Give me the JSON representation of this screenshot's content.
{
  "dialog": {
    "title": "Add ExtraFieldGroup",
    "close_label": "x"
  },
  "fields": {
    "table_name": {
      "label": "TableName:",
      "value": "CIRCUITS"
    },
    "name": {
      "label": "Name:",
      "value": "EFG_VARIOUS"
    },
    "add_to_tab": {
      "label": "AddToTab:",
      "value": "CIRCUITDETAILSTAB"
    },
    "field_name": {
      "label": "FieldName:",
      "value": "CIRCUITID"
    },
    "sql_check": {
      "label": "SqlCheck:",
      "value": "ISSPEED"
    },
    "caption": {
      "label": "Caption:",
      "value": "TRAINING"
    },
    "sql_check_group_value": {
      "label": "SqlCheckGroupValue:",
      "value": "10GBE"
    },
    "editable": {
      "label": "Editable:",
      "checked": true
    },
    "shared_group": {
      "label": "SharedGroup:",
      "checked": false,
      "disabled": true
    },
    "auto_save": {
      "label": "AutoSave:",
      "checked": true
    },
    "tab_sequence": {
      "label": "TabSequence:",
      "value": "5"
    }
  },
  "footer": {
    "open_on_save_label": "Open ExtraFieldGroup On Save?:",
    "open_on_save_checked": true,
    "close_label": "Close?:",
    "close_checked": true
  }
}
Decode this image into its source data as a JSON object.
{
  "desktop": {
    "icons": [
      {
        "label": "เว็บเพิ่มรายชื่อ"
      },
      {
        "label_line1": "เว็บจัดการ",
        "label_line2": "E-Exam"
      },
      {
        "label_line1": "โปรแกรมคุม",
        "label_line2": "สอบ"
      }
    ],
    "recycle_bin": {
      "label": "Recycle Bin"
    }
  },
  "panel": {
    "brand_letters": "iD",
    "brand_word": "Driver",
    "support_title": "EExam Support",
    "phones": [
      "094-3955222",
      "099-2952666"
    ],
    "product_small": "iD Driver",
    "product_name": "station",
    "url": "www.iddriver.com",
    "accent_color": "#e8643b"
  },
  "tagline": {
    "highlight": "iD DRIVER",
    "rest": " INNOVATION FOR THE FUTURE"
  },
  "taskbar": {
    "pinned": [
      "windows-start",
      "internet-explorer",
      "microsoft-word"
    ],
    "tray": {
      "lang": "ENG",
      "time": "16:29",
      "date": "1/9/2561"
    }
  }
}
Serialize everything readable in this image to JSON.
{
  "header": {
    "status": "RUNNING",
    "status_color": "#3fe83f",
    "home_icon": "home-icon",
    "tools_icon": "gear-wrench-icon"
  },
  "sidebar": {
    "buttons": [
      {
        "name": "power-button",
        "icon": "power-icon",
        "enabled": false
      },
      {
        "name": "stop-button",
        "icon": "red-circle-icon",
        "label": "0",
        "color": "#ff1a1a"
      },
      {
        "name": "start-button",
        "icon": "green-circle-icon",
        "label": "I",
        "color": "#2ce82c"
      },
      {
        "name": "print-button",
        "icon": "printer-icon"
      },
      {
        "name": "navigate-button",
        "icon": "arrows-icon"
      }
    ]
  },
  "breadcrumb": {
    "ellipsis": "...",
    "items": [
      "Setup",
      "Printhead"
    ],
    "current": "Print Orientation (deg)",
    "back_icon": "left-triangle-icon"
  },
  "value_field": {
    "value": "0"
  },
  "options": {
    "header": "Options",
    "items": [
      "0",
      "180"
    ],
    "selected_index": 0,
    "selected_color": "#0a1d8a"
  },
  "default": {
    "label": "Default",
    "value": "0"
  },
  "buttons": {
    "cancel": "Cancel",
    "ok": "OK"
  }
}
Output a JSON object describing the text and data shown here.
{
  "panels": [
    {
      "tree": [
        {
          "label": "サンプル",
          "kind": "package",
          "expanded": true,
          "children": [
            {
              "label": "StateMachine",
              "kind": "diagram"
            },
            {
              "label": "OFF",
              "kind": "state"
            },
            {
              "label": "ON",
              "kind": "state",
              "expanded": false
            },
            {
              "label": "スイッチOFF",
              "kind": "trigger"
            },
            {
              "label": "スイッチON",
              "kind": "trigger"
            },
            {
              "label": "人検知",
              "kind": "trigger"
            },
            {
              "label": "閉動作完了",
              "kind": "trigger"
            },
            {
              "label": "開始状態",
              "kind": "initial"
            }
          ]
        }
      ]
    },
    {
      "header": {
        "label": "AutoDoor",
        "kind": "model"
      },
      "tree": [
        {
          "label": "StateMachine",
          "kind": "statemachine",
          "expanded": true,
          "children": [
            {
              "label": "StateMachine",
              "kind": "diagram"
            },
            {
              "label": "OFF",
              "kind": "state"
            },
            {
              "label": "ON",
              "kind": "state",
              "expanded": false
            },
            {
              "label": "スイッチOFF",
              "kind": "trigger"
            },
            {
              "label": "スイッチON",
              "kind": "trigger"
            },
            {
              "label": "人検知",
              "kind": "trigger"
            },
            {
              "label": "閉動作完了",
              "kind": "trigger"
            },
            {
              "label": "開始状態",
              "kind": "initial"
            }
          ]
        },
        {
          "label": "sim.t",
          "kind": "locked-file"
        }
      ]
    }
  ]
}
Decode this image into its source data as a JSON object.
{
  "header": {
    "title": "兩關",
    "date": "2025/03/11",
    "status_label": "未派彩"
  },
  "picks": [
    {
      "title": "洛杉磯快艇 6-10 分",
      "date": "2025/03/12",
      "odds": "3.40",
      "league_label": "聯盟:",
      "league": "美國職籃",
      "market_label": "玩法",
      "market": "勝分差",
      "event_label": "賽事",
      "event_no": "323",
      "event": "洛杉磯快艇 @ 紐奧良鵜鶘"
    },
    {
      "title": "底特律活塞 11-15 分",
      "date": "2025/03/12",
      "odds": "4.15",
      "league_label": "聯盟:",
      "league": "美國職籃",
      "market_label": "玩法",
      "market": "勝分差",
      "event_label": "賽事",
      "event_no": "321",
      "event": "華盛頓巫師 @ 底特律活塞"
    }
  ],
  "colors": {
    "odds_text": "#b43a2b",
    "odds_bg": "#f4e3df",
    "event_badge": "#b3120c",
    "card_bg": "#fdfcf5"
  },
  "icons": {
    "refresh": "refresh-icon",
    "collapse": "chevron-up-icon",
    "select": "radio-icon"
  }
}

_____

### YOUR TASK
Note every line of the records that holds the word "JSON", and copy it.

### EXPECTED ANSWER
Give me the JSON representation of this screenshot's content.
Decode this image into its source data as a JSON object.
Serialize everything readable in this image to JSON.
Output a JSON object describing the text and data shown here.
Decode this image into its source data as a JSON object.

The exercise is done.